to be sung in unison. That line of music, plus all the words, with the refrain in bold type, will be printed in the pew slips for the congregation to follow. As the notes are the same as the last line of the verses, I’m hoping it will be reasonably easy to follow, and that Playford is not turning in his grave.
Of course, the trouble now is that the vicar would quite like the words to all the rest of the psalms for Lent as soon as possible, so I need to find suitable settings and write responses for all of them in a bit of a hurry! I’d like to include a mix of plainchant and metrical psalmody, sticking for the most part to better-known tunes for the latter, but I might go for a chanting tune or two.
So of course this afternoon I’ve been blogging about it, instead of getting on with the actual setting. Next up is Psalm 32.

Here comes the weekend again…

I have been rather tired since Tuesday night’s performance.

Yesterday was quite good. I made some progress in my practising, which is always encouraging. I rehearsed the Brahms trio, and played a bit of jazz with the pianist when we had to switch rooms. I got an assignment handed in and had a useful horn lesson.

Then I went home and made cookies, because I’d promised a dozen cookies each to players who could come and make up a wind quintet for arranging class this afternoon.

Today was similarly useful. More practising, which went well; a meeting with student services, some bits of paperwork (oh why is there always more paperwork?), a brief chat with Angela Myles Beeching regarding career-related things (I will very likely end up buying her book, Beyond Talent; I had a flip through the reference-only library copy yesterday and it seems like a useful thing to have on hand), and then off to arranging class with the cookies.

I do, so I’m told, make very good cookies. Sadly even this level of temptation was not enough to coax a clarinet player away from a masterclass with Gervase de Peyer, and rightfully so. Result? I have a lot of cookies to give away, and we’ll have to record wind quintets next week instead… which means next week I’ll be making cookies again.

My plans for tomorrow are to rest a lot. I’ve had to skip out of some social things to do this, but it’s a little too close to exam time to let myself get run-down.
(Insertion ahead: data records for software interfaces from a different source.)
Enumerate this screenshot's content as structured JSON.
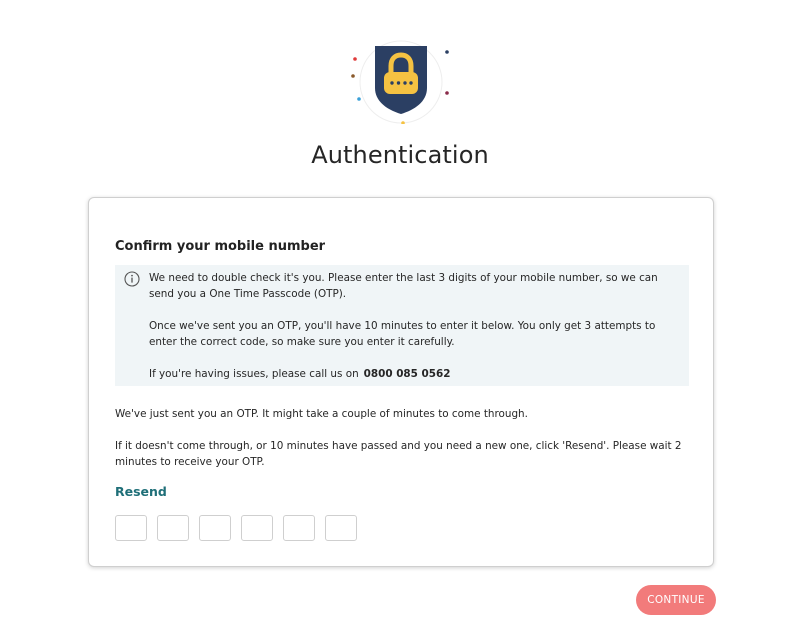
{
  "header": {
    "title": "Authentication",
    "illustration_icon": "shield-lock-icon"
  },
  "card": {
    "heading": "Confirm your mobile number",
    "info": {
      "icon": "info-icon",
      "paragraph_1": "We need to double check it's you. Please enter the last 3 digits of your mobile number, so we can send you a One Time Passcode (OTP).",
      "paragraph_2": "Once we've sent you an OTP, you'll have 10 minutes to enter it below. You only get 3 attempts to enter the correct code, so make sure you enter it carefully.",
      "paragraph_3": "If you're having issues, please call us on",
      "phone_number": "0800 085 0562"
    },
    "sent_message": "We've just sent you an OTP. It might take a couple of minutes to come through.",
    "resend_message": "If it doesn't come through, or 10 minutes have passed and you need a new one, click 'Resend'. Please wait 2 minutes to receive your OTP.",
    "resend_label": "Resend",
    "otp_digits": [
      "",
      "",
      "",
      "",
      "",
      ""
    ]
  },
  "footer": {
    "continue_label": "CONTINUE"
  },
  "colors": {
    "shield": "#2b3f63",
    "lock": "#f5c242",
    "link": "#1f6f78",
    "continue_button": "#f27b7b",
    "info_background": "#f0f5f7"
  }
}
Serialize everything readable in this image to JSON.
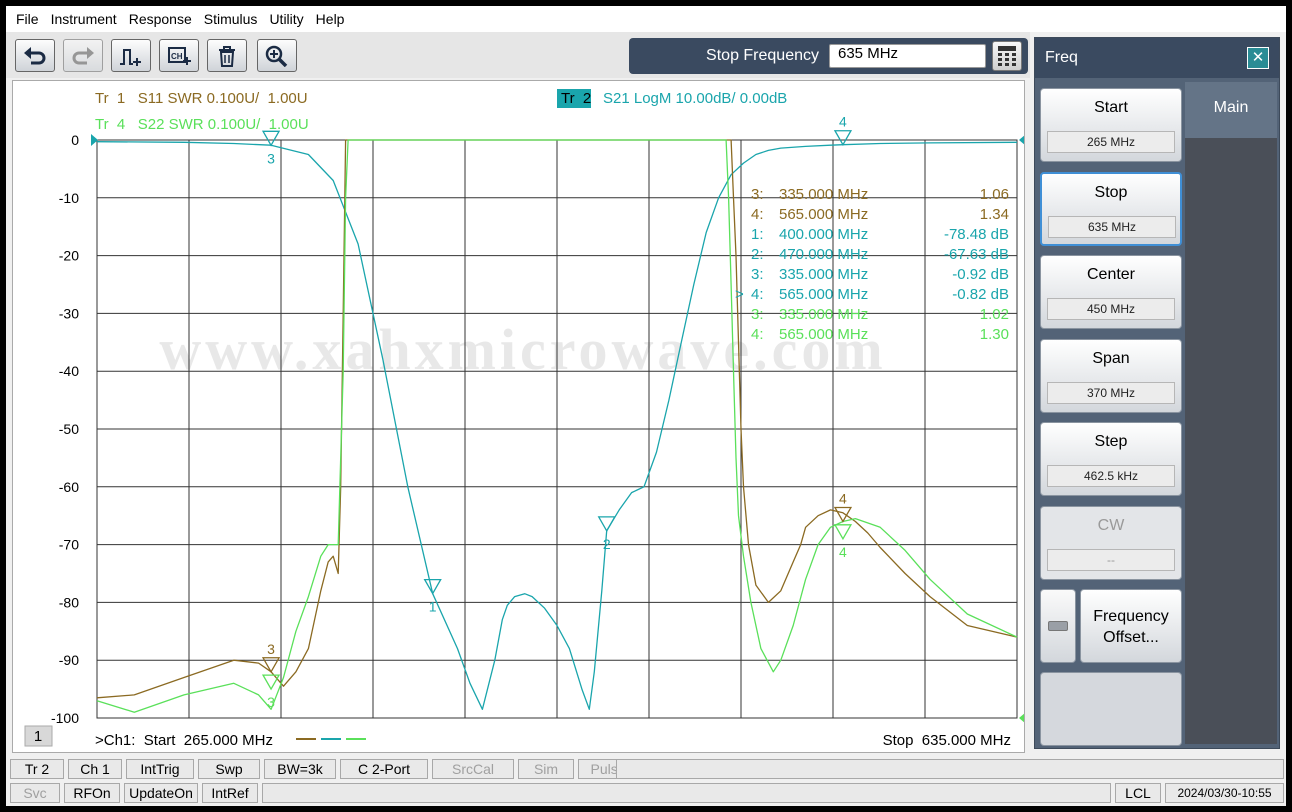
{
  "menu": [
    "File",
    "Instrument",
    "Response",
    "Stimulus",
    "Utility",
    "Help"
  ],
  "toolbar": {
    "buttons": [
      "undo-icon",
      "redo-icon",
      "add-marker-icon",
      "channel-add-icon",
      "trash-icon",
      "zoom-icon"
    ],
    "entry_label": "Stop Frequency",
    "entry_value": "635 MHz"
  },
  "side_panel": {
    "title": "Freq",
    "tab": "Main",
    "buttons": [
      {
        "label": "Start",
        "value": "265 MHz",
        "state": "normal"
      },
      {
        "label": "Stop",
        "value": "635 MHz",
        "state": "active"
      },
      {
        "label": "Center",
        "value": "450 MHz",
        "state": "normal"
      },
      {
        "label": "Span",
        "value": "370 MHz",
        "state": "normal"
      },
      {
        "label": "Step",
        "value": "462.5 kHz",
        "state": "normal"
      },
      {
        "label": "CW",
        "value": "--",
        "state": "disabled"
      }
    ],
    "freq_offset_line1": "Frequency",
    "freq_offset_line2": "Offset..."
  },
  "chart_data": {
    "type": "line",
    "trace_headers": [
      {
        "text": "Tr  1   S11 SWR 0.100U/  1.00U",
        "color": "#8b6a22"
      },
      {
        "text": "Tr  4   S22 SWR 0.100U/  1.00U",
        "color": "#5ae05a"
      }
    ],
    "active_trace": {
      "tag": "Tr  2",
      "text": "S21 LogM 10.00dB/  0.00dB",
      "color": "#1aa5ac"
    },
    "y_ticks": [
      "0",
      "-10",
      "-20",
      "-30",
      "-40",
      "-50",
      "-60",
      "-70",
      "-80",
      "-90",
      "-100"
    ],
    "ylim": [
      -100,
      0
    ],
    "xlim": [
      265,
      635
    ],
    "grid": true,
    "watermark": "www.xahxmicrowave.com",
    "footer_left": ">Ch1:  Start  265.000 MHz",
    "footer_right": "Stop  635.000 MHz",
    "channel_number": "1",
    "marker_table": [
      {
        "prefix": "",
        "id": "3:",
        "freq": "335.000  MHz",
        "value": "1.06",
        "color": "#8b6a22"
      },
      {
        "prefix": "",
        "id": "4:",
        "freq": "565.000  MHz",
        "value": "1.34",
        "color": "#8b6a22"
      },
      {
        "prefix": "",
        "id": "1:",
        "freq": "400.000  MHz",
        "value": "-78.48 dB",
        "color": "#1aa5ac"
      },
      {
        "prefix": "",
        "id": "2:",
        "freq": "470.000  MHz",
        "value": "-67.63 dB",
        "color": "#1aa5ac"
      },
      {
        "prefix": "",
        "id": "3:",
        "freq": "335.000  MHz",
        "value": "-0.92 dB",
        "color": "#1aa5ac"
      },
      {
        "prefix": ">",
        "id": "4:",
        "freq": "565.000  MHz",
        "value": "-0.82 dB",
        "color": "#1aa5ac"
      },
      {
        "prefix": "",
        "id": "3:",
        "freq": "335.000  MHz",
        "value": "1.02",
        "color": "#5ae05a"
      },
      {
        "prefix": "",
        "id": "4:",
        "freq": "565.000  MHz",
        "value": "1.30",
        "color": "#5ae05a"
      }
    ],
    "markers": [
      {
        "label": "3",
        "trace": "S21",
        "x": 335,
        "y": -0.92,
        "color": "#1aa5ac"
      },
      {
        "label": "4",
        "trace": "S21",
        "x": 565,
        "y": -0.82,
        "color": "#1aa5ac"
      },
      {
        "label": "1",
        "trace": "S21",
        "x": 400,
        "y": -78.48,
        "color": "#1aa5ac"
      },
      {
        "label": "2",
        "trace": "S21",
        "x": 470,
        "y": -67.63,
        "color": "#1aa5ac"
      },
      {
        "label": "3",
        "trace": "S11",
        "x": 335,
        "y": -92,
        "color": "#8b6a22"
      },
      {
        "label": "4",
        "trace": "S11",
        "x": 565,
        "y": -66,
        "color": "#8b6a22"
      },
      {
        "label": "3",
        "trace": "S22",
        "x": 335,
        "y": -95,
        "color": "#5ae05a"
      },
      {
        "label": "4",
        "trace": "S22",
        "x": 565,
        "y": -69,
        "color": "#5ae05a"
      }
    ],
    "series": [
      {
        "name": "S21",
        "color": "#1aa5ac",
        "x": [
          265,
          300,
          320,
          335,
          350,
          360,
          370,
          380,
          390,
          400,
          410,
          415,
          420,
          425,
          428,
          430,
          433,
          437,
          440,
          445,
          450,
          455,
          460,
          463,
          465,
          468,
          470,
          475,
          480,
          485,
          490,
          495,
          500,
          505,
          510,
          515,
          520,
          525,
          530,
          535,
          540,
          550,
          560,
          565,
          580,
          600,
          635
        ],
        "y": [
          -0.3,
          -0.4,
          -0.6,
          -0.9,
          -2.5,
          -7,
          -18,
          -38,
          -60,
          -78.5,
          -88,
          -94,
          -98.5,
          -90,
          -83,
          -80.5,
          -79,
          -78.5,
          -79,
          -81,
          -84,
          -88,
          -95,
          -98.5,
          -92,
          -78,
          -67.6,
          -64,
          -61,
          -60,
          -54,
          -45,
          -35,
          -25,
          -16,
          -10,
          -6,
          -4,
          -2.5,
          -1.8,
          -1.4,
          -1.1,
          -0.9,
          -0.82,
          -0.6,
          -0.5,
          -0.4
        ]
      },
      {
        "name": "S11",
        "color": "#8b6a22",
        "x": [
          265,
          280,
          300,
          320,
          330,
          335,
          340,
          345,
          350,
          355,
          358,
          360,
          362,
          363,
          364,
          365,
          520,
          521,
          522,
          523,
          524,
          525,
          527,
          530,
          535,
          540,
          545,
          548,
          550,
          555,
          560,
          565,
          570,
          575,
          580,
          590,
          600,
          615,
          635
        ],
        "y": [
          -96.5,
          -96,
          -93,
          -90,
          -90.5,
          -92,
          -94.5,
          -92,
          -88,
          -78,
          -73,
          -72,
          -75,
          -60,
          -30,
          0,
          0,
          -10,
          -20,
          -35,
          -50,
          -60,
          -70,
          -77,
          -80,
          -78,
          -73,
          -70,
          -67,
          -65,
          -64,
          -64.5,
          -66,
          -68,
          -70.5,
          -75,
          -79,
          -84,
          -86
        ]
      },
      {
        "name": "S22",
        "color": "#5ae05a",
        "x": [
          265,
          280,
          300,
          320,
          330,
          335,
          340,
          345,
          350,
          355,
          358,
          362,
          364,
          365,
          366,
          518,
          519,
          520,
          521,
          522,
          523,
          525,
          528,
          532,
          537,
          540,
          545,
          550,
          555,
          560,
          565,
          570,
          580,
          590,
          600,
          615,
          635
        ],
        "y": [
          -97,
          -99,
          -96,
          -94,
          -96,
          -98.5,
          -93,
          -85,
          -79,
          -72,
          -70,
          -70,
          -40,
          -10,
          0,
          0,
          -10,
          -25,
          -40,
          -55,
          -65,
          -72,
          -80,
          -88,
          -92,
          -90,
          -84,
          -76,
          -70,
          -67,
          -66,
          -65.5,
          -67,
          -71,
          -76,
          -82,
          -86
        ]
      }
    ]
  },
  "status_row1": [
    {
      "label": "Tr 2",
      "state": "normal"
    },
    {
      "label": "Ch 1",
      "state": "normal"
    },
    {
      "label": "IntTrig",
      "state": "normal"
    },
    {
      "label": "Swp",
      "state": "normal"
    },
    {
      "label": "BW=3k",
      "state": "normal"
    },
    {
      "label": "C  2-Port",
      "state": "normal"
    },
    {
      "label": "SrcCal",
      "state": "disabled"
    },
    {
      "label": "Sim",
      "state": "disabled"
    },
    {
      "label": "Pulse",
      "state": "disabled"
    }
  ],
  "status_row2": [
    {
      "label": "Svc",
      "state": "disabled"
    },
    {
      "label": "RFOn",
      "state": "normal"
    },
    {
      "label": "UpdateOn",
      "state": "normal"
    },
    {
      "label": "IntRef",
      "state": "normal"
    }
  ],
  "status_right": {
    "lcl": "LCL",
    "datetime": "2024/03/30-10:55"
  }
}
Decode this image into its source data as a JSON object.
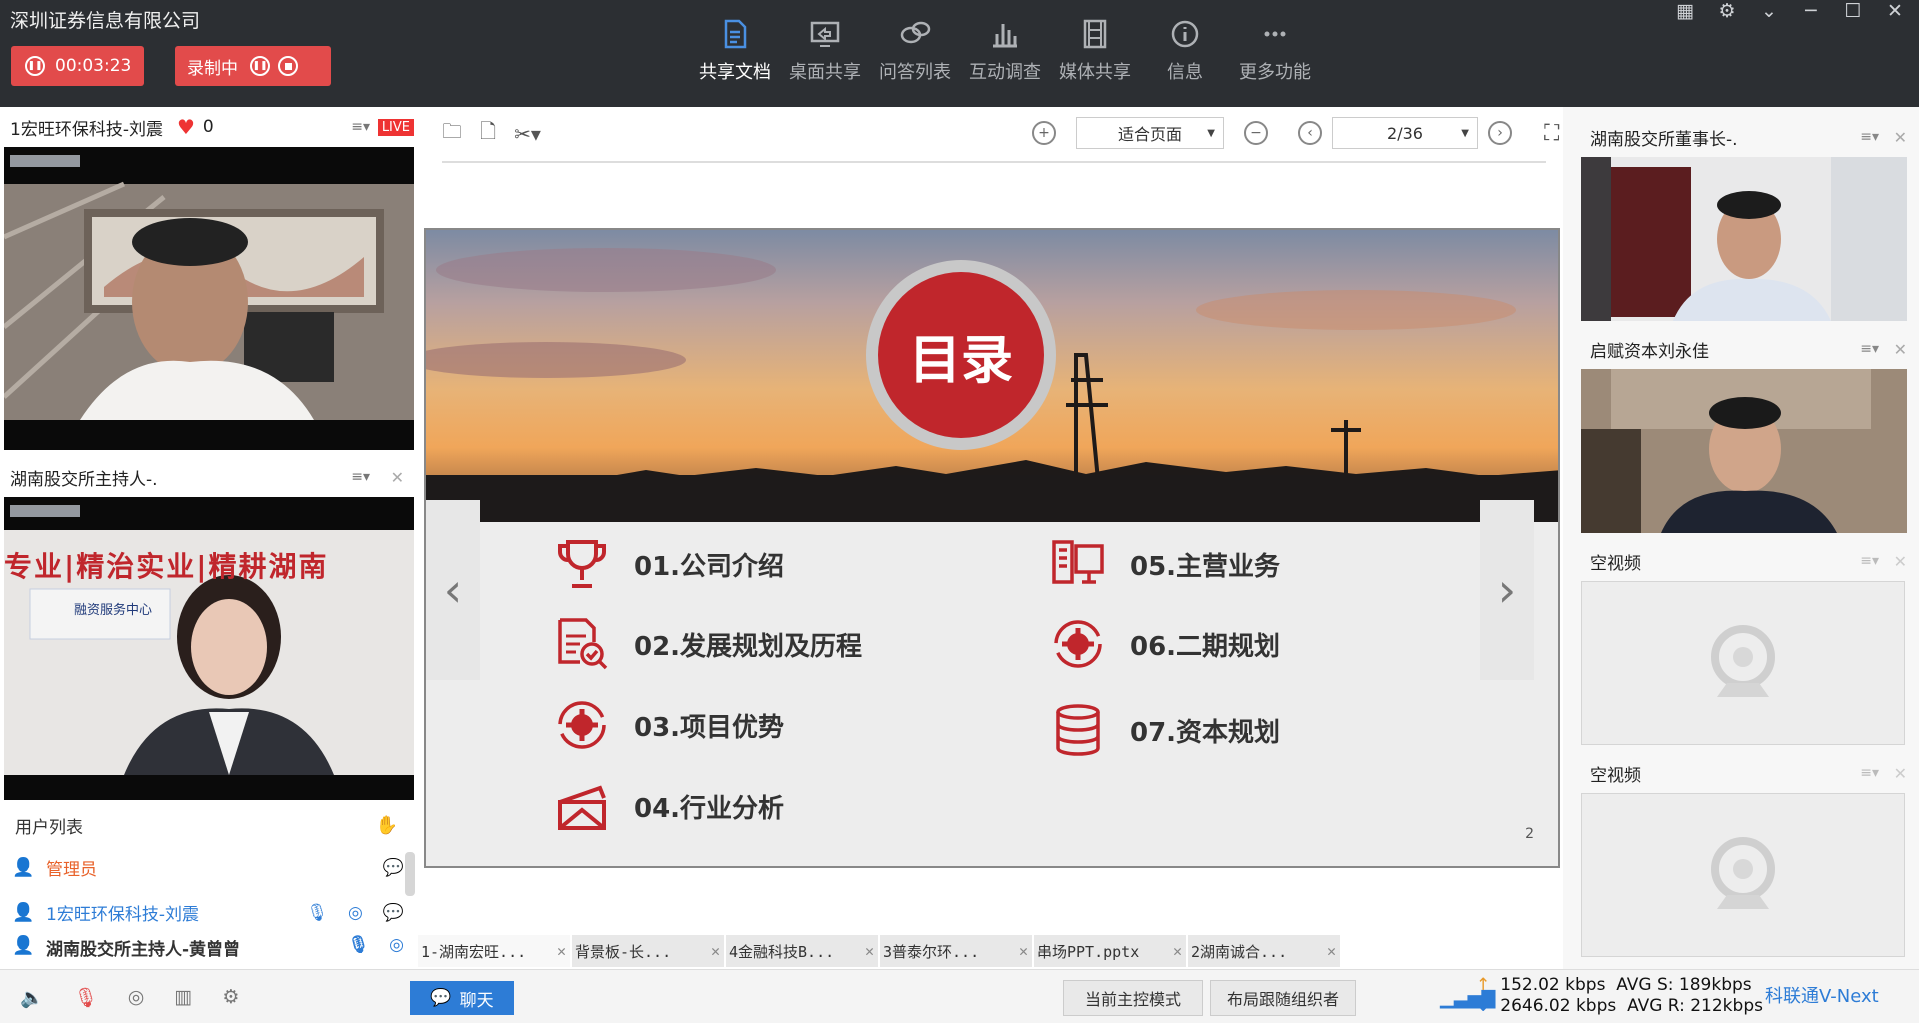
{
  "top": {
    "org_name": "深圳证券信息有限公司",
    "timer": "00:03:23",
    "recording_label": "录制中",
    "nav": [
      {
        "label": "共享文档",
        "icon": "document-icon",
        "active": true
      },
      {
        "label": "桌面共享",
        "icon": "screen-share-icon",
        "active": false
      },
      {
        "label": "问答列表",
        "icon": "qa-bubbles-icon",
        "active": false
      },
      {
        "label": "互动调查",
        "icon": "bar-chart-icon",
        "active": false
      },
      {
        "label": "媒体共享",
        "icon": "film-icon",
        "active": false
      },
      {
        "label": "信息",
        "icon": "info-icon",
        "active": false
      },
      {
        "label": "更多功能",
        "icon": "more-dots-icon",
        "active": false
      }
    ]
  },
  "left": {
    "video1_title": "1宏旺环保科技-刘震",
    "likes": "0",
    "live_badge": "LIVE",
    "video2_title": "湖南股交所主持人-.",
    "video2_banner": "专业|精治实业|精耕湖南",
    "video2_sign": "融资服务中心"
  },
  "user_list": {
    "title": "用户列表",
    "users": [
      {
        "name": "管理员",
        "color": "#e8622a"
      },
      {
        "name": "1宏旺环保科技-刘震",
        "color": "#2d7cd6"
      },
      {
        "name": "湖南股交所主持人-黄曾曾",
        "color": "#222"
      }
    ]
  },
  "doc": {
    "zoom": "适合页面",
    "page": "2/36",
    "slide": {
      "title": "目录",
      "items_left": [
        "01.公司介绍",
        "02.发展规划及历程",
        "03.项目优势",
        "04.行业分析"
      ],
      "items_right": [
        "05.主营业务",
        "06.二期规划",
        "07.资本规划"
      ],
      "page_number": "2"
    },
    "tabs": [
      "1-湖南宏旺...",
      "背景板-长...",
      "4金融科技B...",
      "3普泰尔环...",
      "串场PPT.pptx",
      "2湖南诚合..."
    ]
  },
  "right": {
    "video1_title": "湖南股交所董事长-.",
    "video2_title": "启赋资本刘永佳",
    "empty1_title": "空视频",
    "empty2_title": "空视频"
  },
  "bottom": {
    "chat": "聊天",
    "master_mode": "当前主控模式",
    "layout_follow": "布局跟随组织者",
    "up_rate": "152.02 kbps",
    "up_avg": "AVG S: 189kbps",
    "down_rate": "2646.02 kbps",
    "down_avg": "AVG R: 212kbps",
    "brand": "科联通V-Next"
  },
  "colors": {
    "accent": "#2d7cd6",
    "record": "#e24b4b",
    "slide_red": "#c0262c"
  }
}
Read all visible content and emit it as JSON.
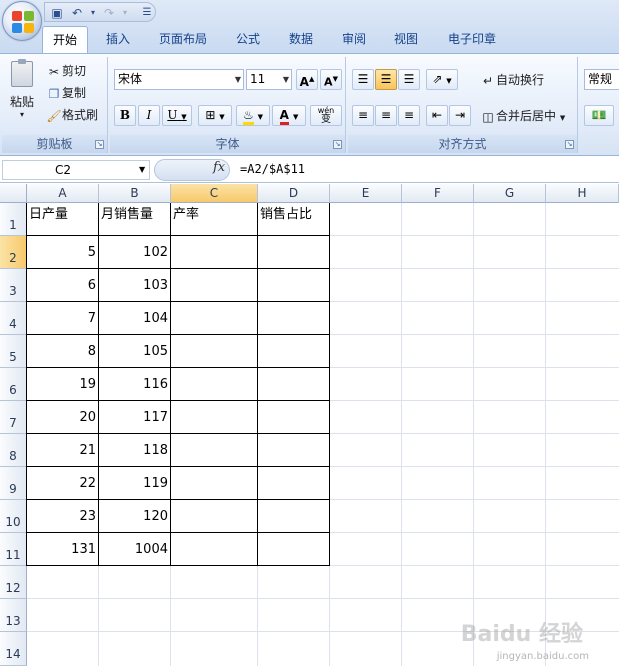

As much as I’d like to be writing a ‘serious’ blog with serious articles about serious subjects, this is very much turning into a personal diary. I do have some ideas for more intellectual content, particularly on the subject of copyright, but I’ve been quite short on the time and energy to develop them.